Our round-up of the best works of art to enter public collections recently
The Art Institute of Chicago have strengthened their Italian High Renaissance collection with the acquisition of Christ Carrying the Cross (1515–17) by Sebastiano del Piombo. Unearthed by the London-based art gallery Colnaghi, this is the first major work by Sebastiano to have been discovered in recent years. A number of the museum’s donors helped raise the funds for the acquisition, which is also the first work by the artist to enter the museum’s collection.
Through the securing of over £2 million of funding from the Art Fund, the Heritage Lottery Fund, and a number of private donors, the Bowes Museum have acquired the 15th-century Luke Drawing the Virgin and Child, attributed to the workshop of Dieric Bouts the Elder. The uncommon subject matter and its close association with Bouts makes it an extremely rare painting. The Bowes Museum made the acquisition after the UK Government placed a temporary export ban on the work in November 2015.
The University of Texas at Austin’s public art programme, Landmarks, has acquired two new works: Spiral of the Galaxy (2013) by Marc Quinn and Anne Hamilton’s community-based photography project ONEEVERYONE (to be completed in January 2017). The acquisitions will be displayed at the University’s Dell Medical School, and will join works by Michael Ray Charles, Mark di Suvero, David Ellis, and Sol LeWitt among others that are also on view across the main campus. A per cent-for-art allocation, which puts aside one-to-two per cent of capital improvement projects for the acquisition of public art, funded the purchase.
The Norton Museum of Art has announced its purchase of Super Blue Omo (2016) by the Nigerian artist Njideka Akunyili Crosby at the recent Art Basel fair. This is the most recent work by the 2016 winner of the Prix Canson, an annual award for works on paper. Crosby’s work joins the Norton Museum’s string of recent acquisitions of works by important women artists, including Marguerite Thompson Zorach, and Grace Hartigan. The generosity of museum trustee Irene Karp and her husband Jim made its purchase possible.

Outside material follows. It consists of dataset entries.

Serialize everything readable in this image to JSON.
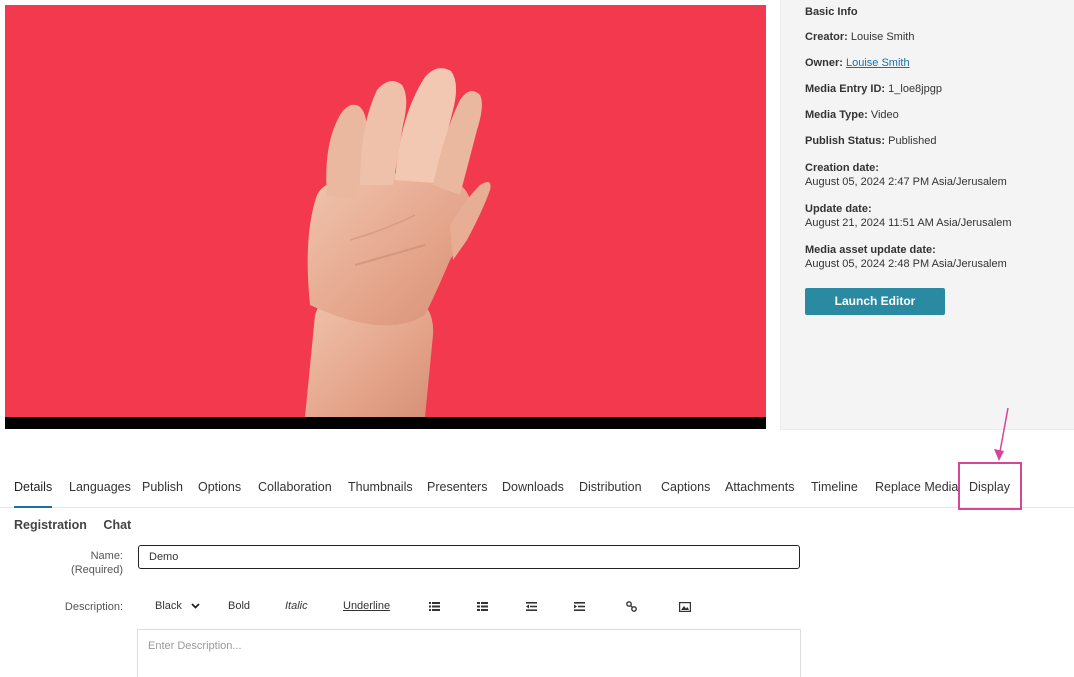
{
  "player": {
    "background_color": "#f2394d"
  },
  "info": {
    "heading": "Basic Info",
    "creator_label": "Creator:",
    "creator_value": "Louise Smith",
    "owner_label": "Owner:",
    "owner_value": "Louise Smith",
    "entry_id_label": "Media Entry ID:",
    "entry_id_value": "1_loe8jpgp",
    "media_type_label": "Media Type:",
    "media_type_value": "Video",
    "publish_status_label": "Publish Status:",
    "publish_status_value": "Published",
    "creation_date_label": "Creation date:",
    "creation_date_value": "August 05, 2024 2:47 PM Asia/Jerusalem",
    "update_date_label": "Update date:",
    "update_date_value": "August 21, 2024 11:51 AM Asia/Jerusalem",
    "asset_update_label": "Media asset update date:",
    "asset_update_value": "August 05, 2024 2:48 PM Asia/Jerusalem",
    "launch_button": "Launch Editor"
  },
  "tabs": [
    "Details",
    "Languages",
    "Publish",
    "Options",
    "Collaboration",
    "Thumbnails",
    "Presenters",
    "Downloads",
    "Distribution",
    "Captions",
    "Attachments",
    "Timeline",
    "Replace Media",
    "Display"
  ],
  "active_tab": "Details",
  "subtabs": [
    "Registration",
    "Chat"
  ],
  "form": {
    "name_label": "Name:",
    "name_required": "(Required)",
    "name_value": "Demo",
    "description_label": "Description:",
    "description_placeholder": "Enter Description...",
    "toolbar": {
      "color": "Black",
      "bold": "Bold",
      "italic": "Italic",
      "underline": "Underline"
    }
  },
  "colors": {
    "accent": "#2a8aa1",
    "highlight_box": "#d64697",
    "link": "#1b6ea8"
  }
}
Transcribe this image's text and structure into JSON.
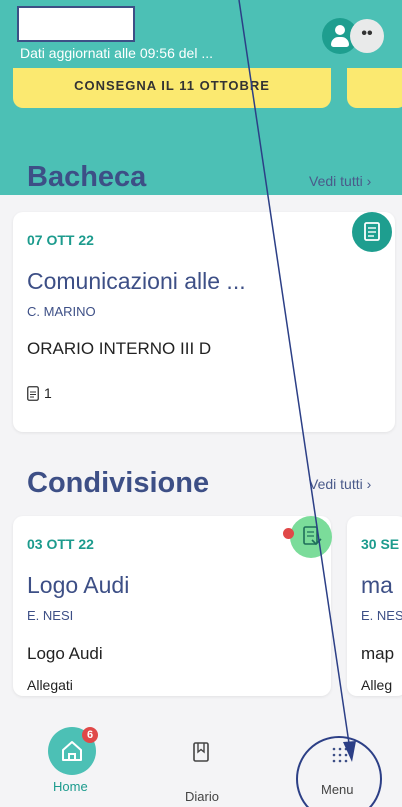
{
  "header": {
    "updated_text": "Dati aggiornati alle 09:56 del ...",
    "avatar_more": "••",
    "banner_text": "CONSEGNA IL 11 OTTOBRE"
  },
  "bacheca": {
    "title": "Bacheca",
    "see_all": "Vedi tutti ›",
    "card": {
      "date": "07 OTT 22",
      "title": "Comunicazioni alle ...",
      "author": "C. MARINO",
      "subject": "ORARIO INTERNO III D",
      "attachments": "1"
    }
  },
  "condivisione": {
    "title": "Condivisione",
    "see_all": "Vedi tutti ›",
    "cards": [
      {
        "date": "03 OTT 22",
        "title": "Logo Audi",
        "author": "E. NESI",
        "subject": "Logo Audi",
        "label": "Allegati"
      },
      {
        "date": "30 SE",
        "title": "ma",
        "author": "E. NES",
        "subject": "map",
        "label": "Alleg"
      }
    ]
  },
  "nav": {
    "home_label": "Home",
    "home_badge": "6",
    "diary_label": "Diario",
    "menu_label": "Menu"
  },
  "colors": {
    "teal": "#4cc0b5",
    "navy": "#3d4f86",
    "yellow": "#fbe970",
    "badge_red": "#e04848"
  }
}
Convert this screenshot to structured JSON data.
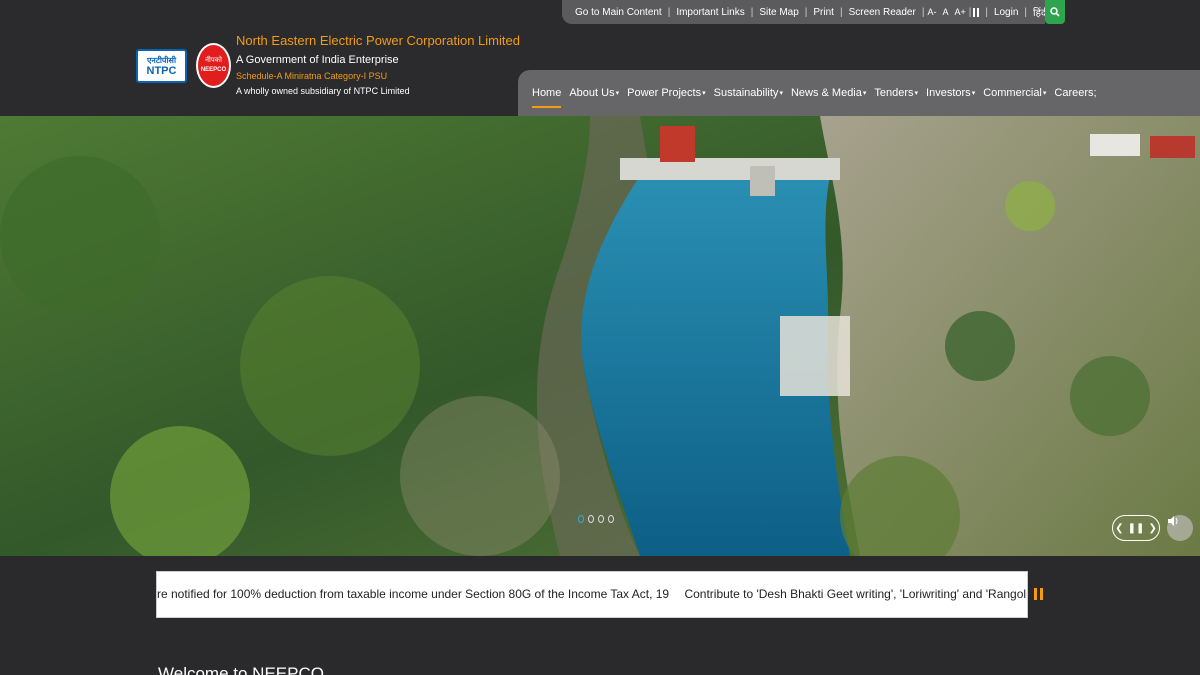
{
  "topbar": {
    "links": [
      "Go to Main Content",
      "Important Links",
      "Site Map",
      "Print",
      "Screen Reader"
    ],
    "font_sizes": [
      "A-",
      "A",
      "A+"
    ],
    "login": "Login",
    "hindi": "हिंदी"
  },
  "org": {
    "ntpc_hindi": "एनटीपीसी",
    "ntpc": "NTPC",
    "neepco_hindi": "नीपको",
    "neepco": "NEEPCO",
    "name": "North Eastern Electric Power Corporation Limited",
    "sub1": "A Government of India Enterprise",
    "sub2": "Schedule-A Miniratna Category-I PSU",
    "sub3": "A wholly owned subsidiary of NTPC Limited"
  },
  "nav": {
    "items": [
      "Home",
      "About Us",
      "Power Projects",
      "Sustainability",
      "News & Media",
      "Tenders",
      "Investors",
      "Commercial",
      "Careers;"
    ]
  },
  "ticker": {
    "items": [
      "re notified for 100% deduction from taxable income under Section 80G of the Income Tax Act, 19",
      "Contribute to 'Desh Bhakti Geet writing', 'Loriwriting' and 'Rangoli makin"
    ]
  },
  "welcome": "Welcome to NEEPCO",
  "colors": {
    "accent": "#f39c12",
    "search": "#2ea44f",
    "nav_bg": "#666669"
  }
}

Eight paintings by contemporary Aboriginal Australian artists join The Met’s Modern and Contemporary Art collection. The works were a promised gift from the collection of Robert Kaplan and Margaret Levi, who have been collecting and studying Aboriginal art for over 20 years. The acquisitions dates from 1991 to 2011 and include works by Kathleen Petyarre, Doreen Reid Nakamarra, Dorothy Napangardi, Ena Gimme Nungurrayi, Lena Nyadbi, Abie Loy Kemarre and Gunyi Ganambarr.
The Rockwell Museum has acquired Richard Parrish’s Water-Line, which will be installed in the newly designed Modern and Contemporary gallery. This aerial glass landscape, which continues Parrish’s series of ‘mapping’ America, came from his debut solo exhibition at the Rockwell Museum in 2015.
The L.A. print workshop Gemini G.E.L. has arranged for 39 of its serial prints to be gifted to LACMA. The bequest includes prints by Roy Lichtenstein, Claes Oldenburg, Robert Rauschenberg, John Baldessari, Ed Ruscha, and Frank Stella. Thirty of the prints came from Gemini, while Lichtenstein’s widow Dorothy Lichtenstein and Gemini’s co-founder Sidney Felsen and his wife Joni Weyl gave the rest. Both LACMA and Gemini were founded 50 years ago and this acquisition highlights their shared histories.
Collectors Jacqueline and Jonathan Gestetner have made a gift of over 360 paper peershows, along with other optical wonders, to the V&A Museum. These pocket-sized souvenirs resemble stage sets, which offer viewers a peek into famous places, fantasy worlds, or historical events. This is the world’s largest and most comprehensive collection of paper peepshows. The Gestetners donated their collection under the Cultural Gifts Scheme, which the Government introduced in 2013 to encourage giving to UK public collections.
Through the support of the Kaleta A. Doolin Acquisitions Fund for Women Artists, the Nasher has purchased a group of works by the Cuban-American artist Ana Mendieta. The acquisition includes sculpture, photography and video, providing a thorough representation of the artist’s work across different mediums. It will also enhance the museum’s collection of performance art (documented by photography and film), and works by women artists.